There were two girls named Eliana — one spelled Eliahana — who were killed. There’s name confusion between the two for a minute that made them wonder which one was theirs or whether theirs really had been killed. It was chaos.
How was everyday life disrupted?
This shooting came a couple days before what would have been the end of the school year. These kids were on the glide path toward summer vacation. That day, they had an honor roll ceremony, and parents had been there, taking pictures of their kids who were overjoyed to get their certificates.
The shooting abruptly ended the school year. High school graduation ceremonies were postponed.
People were also gearing up for Memorial Day weekend. This is beautiful, hill-and-river country. People were making plans for barbecues or floats down the river or going to a cabin or camping.
You’ve probably heard things that will stick with you for years.
I talked with the grandpa of one of the girls who was killed, Eliahana Cruz Torres. He was her stepgrandpa. He and his wife, Eliahana’s biological grandma, had raised her since she was four. After she moved in with them, Eliahana frequently slept between grandma and grandpa because she didn’t want to sleep alone. She was squirmy in bed and would ask him to tickle her feet. She would say, “I love you, Grandpa.”
He said he broke down when she first called him Grandpa. It was one of the most touching and important things anyone had ever said to him.
There are 21 families across town telling stories like that now.
What are people doing to support each other?
Unfortunately, there is an established playbook for charities when mass shootings happen. The Red Cross is here. Southern Baptist volunteers have been praying on street corners. Starbucks in San Antonio sent workers because so many Starbucks employees here had been affected and had to be with their families.

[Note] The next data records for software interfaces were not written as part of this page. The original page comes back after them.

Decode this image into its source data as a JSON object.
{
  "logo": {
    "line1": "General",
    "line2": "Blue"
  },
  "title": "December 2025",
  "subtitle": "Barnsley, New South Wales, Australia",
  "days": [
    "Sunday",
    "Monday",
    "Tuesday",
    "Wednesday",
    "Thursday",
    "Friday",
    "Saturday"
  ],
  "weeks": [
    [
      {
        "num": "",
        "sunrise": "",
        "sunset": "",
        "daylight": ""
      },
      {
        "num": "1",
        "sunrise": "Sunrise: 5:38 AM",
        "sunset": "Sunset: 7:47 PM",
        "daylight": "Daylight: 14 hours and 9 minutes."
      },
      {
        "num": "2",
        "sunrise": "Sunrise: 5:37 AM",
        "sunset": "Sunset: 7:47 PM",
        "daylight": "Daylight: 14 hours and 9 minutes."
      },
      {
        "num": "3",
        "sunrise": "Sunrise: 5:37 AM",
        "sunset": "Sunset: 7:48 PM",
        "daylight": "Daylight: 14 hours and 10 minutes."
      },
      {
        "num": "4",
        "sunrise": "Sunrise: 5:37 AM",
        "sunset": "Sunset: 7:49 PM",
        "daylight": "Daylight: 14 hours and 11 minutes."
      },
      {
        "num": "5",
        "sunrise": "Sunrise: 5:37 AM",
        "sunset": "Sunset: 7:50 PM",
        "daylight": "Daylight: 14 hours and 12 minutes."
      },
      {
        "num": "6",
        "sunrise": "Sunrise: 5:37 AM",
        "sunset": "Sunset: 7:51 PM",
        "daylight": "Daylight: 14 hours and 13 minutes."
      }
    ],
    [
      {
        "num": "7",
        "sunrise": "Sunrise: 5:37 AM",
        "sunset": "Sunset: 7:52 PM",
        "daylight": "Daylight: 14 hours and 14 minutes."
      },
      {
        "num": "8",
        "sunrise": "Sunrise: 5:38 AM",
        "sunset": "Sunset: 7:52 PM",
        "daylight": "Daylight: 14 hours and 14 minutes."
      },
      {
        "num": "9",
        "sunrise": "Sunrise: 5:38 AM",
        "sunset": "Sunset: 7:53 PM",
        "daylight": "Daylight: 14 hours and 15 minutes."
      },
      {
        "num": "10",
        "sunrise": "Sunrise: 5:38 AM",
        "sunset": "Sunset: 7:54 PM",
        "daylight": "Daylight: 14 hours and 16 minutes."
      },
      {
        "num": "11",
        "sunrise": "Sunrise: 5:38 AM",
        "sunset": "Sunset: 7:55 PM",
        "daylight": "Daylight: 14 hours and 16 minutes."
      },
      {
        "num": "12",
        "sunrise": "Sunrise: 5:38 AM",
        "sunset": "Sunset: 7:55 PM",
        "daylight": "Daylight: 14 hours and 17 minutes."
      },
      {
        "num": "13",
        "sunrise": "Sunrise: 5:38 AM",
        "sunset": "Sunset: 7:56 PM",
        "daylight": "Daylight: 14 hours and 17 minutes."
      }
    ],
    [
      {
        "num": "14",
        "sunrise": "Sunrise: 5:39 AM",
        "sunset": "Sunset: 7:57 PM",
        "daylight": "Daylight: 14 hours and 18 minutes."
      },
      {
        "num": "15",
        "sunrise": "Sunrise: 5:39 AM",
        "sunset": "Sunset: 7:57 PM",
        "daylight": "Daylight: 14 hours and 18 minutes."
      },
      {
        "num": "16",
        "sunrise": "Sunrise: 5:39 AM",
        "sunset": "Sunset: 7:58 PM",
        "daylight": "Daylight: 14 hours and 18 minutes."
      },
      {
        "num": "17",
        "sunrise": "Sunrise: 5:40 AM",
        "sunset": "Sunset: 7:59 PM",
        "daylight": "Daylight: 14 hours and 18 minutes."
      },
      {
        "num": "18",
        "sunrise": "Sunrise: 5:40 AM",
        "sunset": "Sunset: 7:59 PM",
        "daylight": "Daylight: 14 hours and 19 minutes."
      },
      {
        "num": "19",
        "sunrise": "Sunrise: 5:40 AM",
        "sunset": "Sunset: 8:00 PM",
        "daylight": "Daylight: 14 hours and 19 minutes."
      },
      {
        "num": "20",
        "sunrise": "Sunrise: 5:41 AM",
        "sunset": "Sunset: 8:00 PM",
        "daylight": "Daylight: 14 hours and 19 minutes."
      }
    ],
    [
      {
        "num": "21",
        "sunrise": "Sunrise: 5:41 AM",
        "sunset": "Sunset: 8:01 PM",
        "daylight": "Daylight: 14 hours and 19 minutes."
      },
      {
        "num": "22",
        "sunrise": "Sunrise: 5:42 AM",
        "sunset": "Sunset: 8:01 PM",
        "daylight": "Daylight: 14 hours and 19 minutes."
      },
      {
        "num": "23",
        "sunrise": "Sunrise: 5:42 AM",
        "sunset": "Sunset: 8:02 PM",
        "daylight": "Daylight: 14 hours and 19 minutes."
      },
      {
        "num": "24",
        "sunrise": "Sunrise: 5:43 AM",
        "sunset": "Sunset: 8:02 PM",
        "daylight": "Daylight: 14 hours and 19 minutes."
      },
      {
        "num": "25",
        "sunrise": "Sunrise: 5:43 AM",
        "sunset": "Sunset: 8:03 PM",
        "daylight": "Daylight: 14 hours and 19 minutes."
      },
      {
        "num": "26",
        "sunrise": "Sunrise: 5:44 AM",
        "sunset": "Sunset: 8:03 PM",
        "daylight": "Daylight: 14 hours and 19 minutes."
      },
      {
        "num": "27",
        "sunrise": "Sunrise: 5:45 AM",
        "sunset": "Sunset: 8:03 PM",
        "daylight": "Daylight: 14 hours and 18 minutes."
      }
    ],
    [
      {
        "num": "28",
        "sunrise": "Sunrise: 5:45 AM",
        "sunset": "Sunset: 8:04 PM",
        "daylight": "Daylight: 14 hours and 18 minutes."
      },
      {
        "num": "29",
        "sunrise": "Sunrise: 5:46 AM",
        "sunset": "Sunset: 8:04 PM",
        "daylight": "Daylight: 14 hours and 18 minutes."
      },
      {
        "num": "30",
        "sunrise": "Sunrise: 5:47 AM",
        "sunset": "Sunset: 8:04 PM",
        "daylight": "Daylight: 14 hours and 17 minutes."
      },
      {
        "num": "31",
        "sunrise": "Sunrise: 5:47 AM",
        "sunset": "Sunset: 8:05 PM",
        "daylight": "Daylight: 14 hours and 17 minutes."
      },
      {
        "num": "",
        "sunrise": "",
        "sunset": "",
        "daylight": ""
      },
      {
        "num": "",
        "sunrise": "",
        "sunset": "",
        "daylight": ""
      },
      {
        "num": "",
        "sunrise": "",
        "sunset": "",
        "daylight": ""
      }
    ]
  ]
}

There have also been smaller acts of kindness: family members bringing bottled water and toilet paper and food to people’s houses. Everyone knows they can’t fix this. But they do what they can. Frequently, that is just being present.
You wrote about the gun debate in Uvalde. In past shootings, survivors and others affected got involved in gun-control activism. Has that happened there?
That is a complicated question here. This is rural, southern Texas. Guns are woven into the politics and culture. Some people in town support the reflexive Republican position of needing more “good guys with guns,” despite the many problems with the police response. A lot of families are fed up and think that it’s unconscionable that an 18-year-old was able to buy two assault rifles. But it’s a quiet conversation.
Even from afar, covering these stories is difficult. Just looking at photos of these kids breaks my heart. How do you approach your reporting on the ground?
We don’t think enough as journalists, collectively, about what we do to these communities.
The school’s neighborhood is packed with television trucks and S.U.V.s and cars rented by journalists. There are blocks outside the school crammed with tents where TV reporters are doing their thing. It looks like a political convention.
Families have been getting constant calls and door knocks. A lot of them do want to share their stories and think it’s important that the world sees who their children were and what made them special. The first couple of times, people appreciate it. But after the 20th person knocks on your door, it can become another wound.
I don’t know what the solution is. There’s a lot of important journalism to do about these issues, about these families and these kids and the failings in response to the shooting. It’s really important to tell these stories.
More on Jack Healy: He got his first full-time journalism job as an intern at The Times before joining full time in 2008. He covered the war in Iraq and now works as a national correspondent based in Phoenix.